- SUPPLIED DATA
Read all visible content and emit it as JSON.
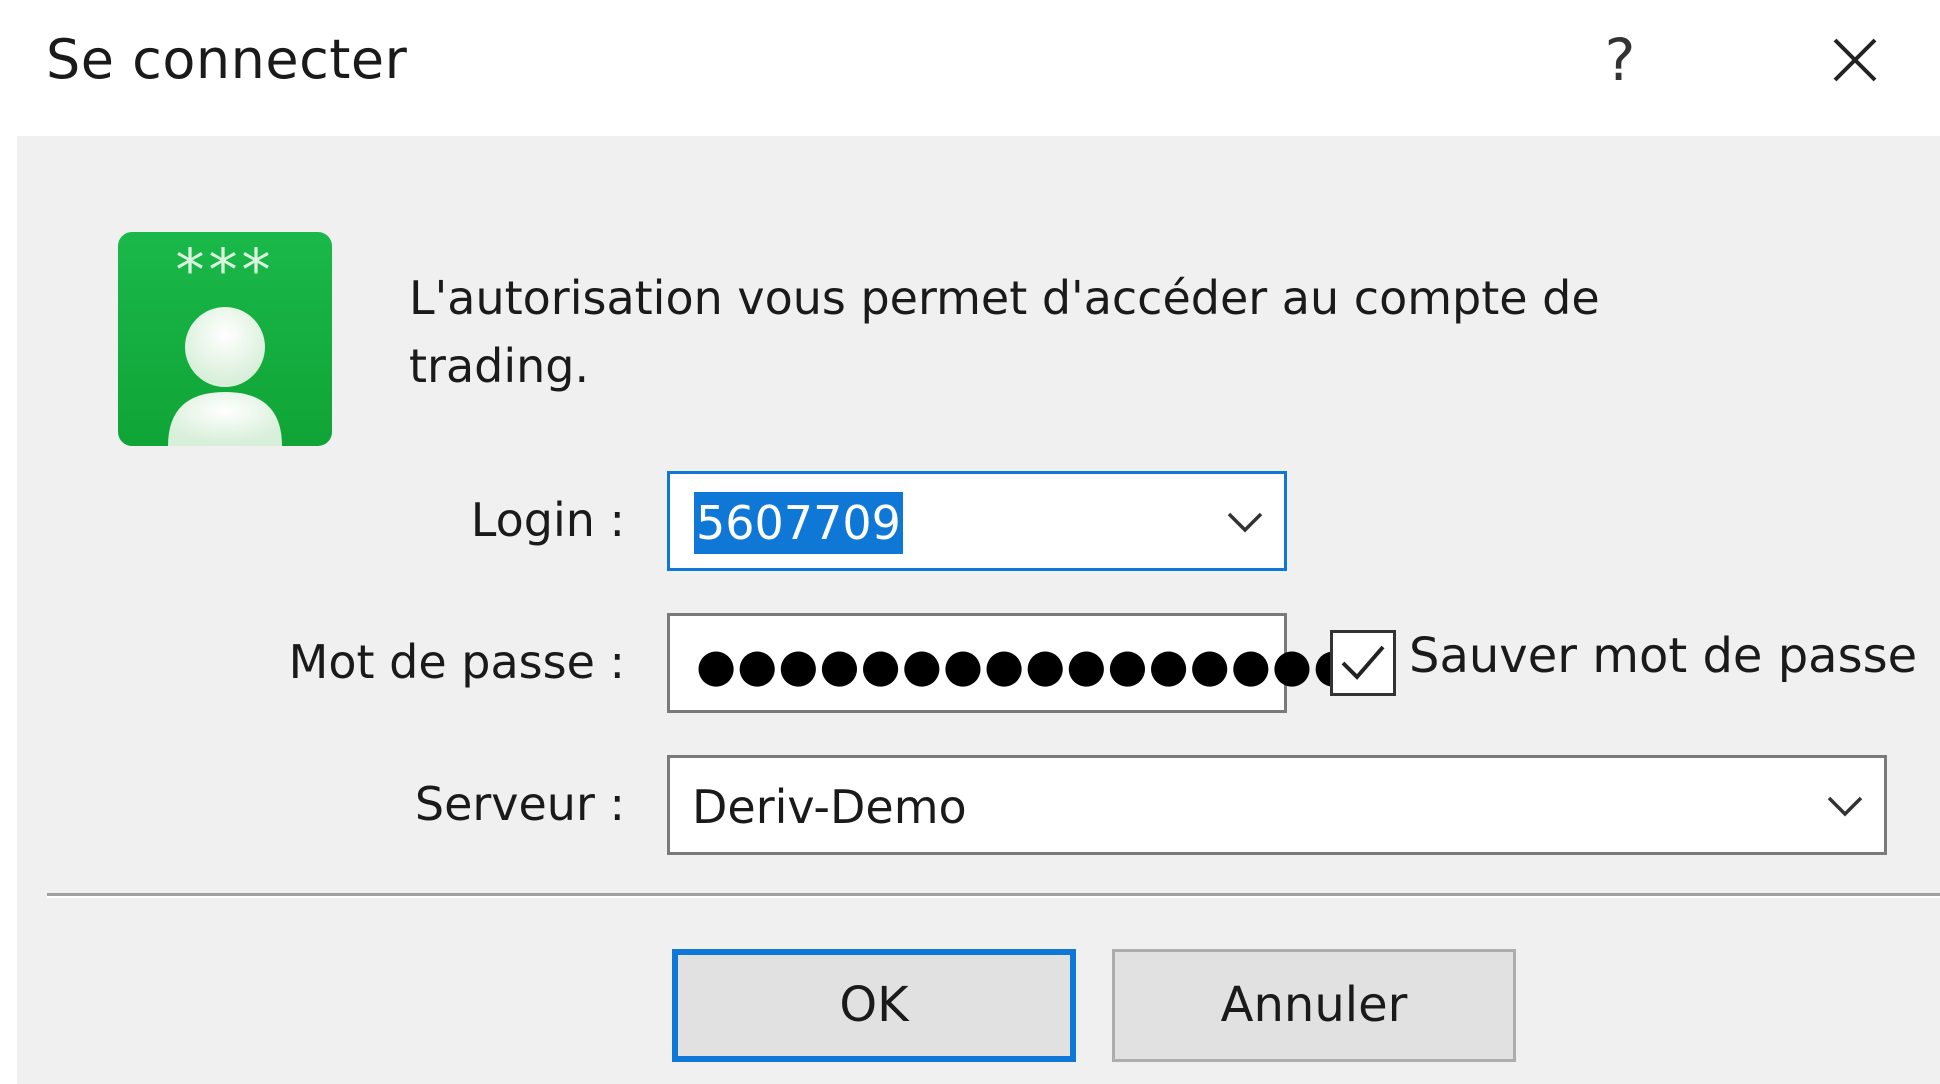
{
  "titlebar": {
    "title": "Se connecter",
    "help_label": "?"
  },
  "dialog": {
    "description": "L'autorisation vous permet d'accéder au compte de trading.",
    "avatar_icon": "user-key-icon",
    "avatar_asterisks": "***"
  },
  "login": {
    "label": "Login :",
    "value": "5607709",
    "dropdown_icon": "chevron-down-icon"
  },
  "password": {
    "label": "Mot de passe :",
    "masked_value": "●●●●●●●●●●●●●●●●●",
    "save_checked": true,
    "save_label": "Sauver mot de passe"
  },
  "server": {
    "label": "Serveur :",
    "value": "Deriv-Demo",
    "dropdown_icon": "chevron-down-icon"
  },
  "buttons": {
    "ok_label": "OK",
    "cancel_label": "Annuler"
  },
  "colors": {
    "accent": "#0f78d7",
    "avatar_green": "#15ad3e",
    "dialog_background": "#f0f0f0"
  }
}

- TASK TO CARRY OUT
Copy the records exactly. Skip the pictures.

- ANSWER TO THE PROBLEM
Read all visible content and emit it as JSON.
{
  "titlebar": {
    "title": "Se connecter",
    "help_label": "?"
  },
  "dialog": {
    "description": "L'autorisation vous permet d'accéder au compte de trading.",
    "avatar_icon": "user-key-icon",
    "avatar_asterisks": "***"
  },
  "login": {
    "label": "Login :",
    "value": "5607709",
    "dropdown_icon": "chevron-down-icon"
  },
  "password": {
    "label": "Mot de passe :",
    "masked_value": "●●●●●●●●●●●●●●●●●",
    "save_checked": true,
    "save_label": "Sauver mot de passe"
  },
  "server": {
    "label": "Serveur :",
    "value": "Deriv-Demo",
    "dropdown_icon": "chevron-down-icon"
  },
  "buttons": {
    "ok_label": "OK",
    "cancel_label": "Annuler"
  },
  "colors": {
    "accent": "#0f78d7",
    "avatar_green": "#15ad3e",
    "dialog_background": "#f0f0f0"
  }
}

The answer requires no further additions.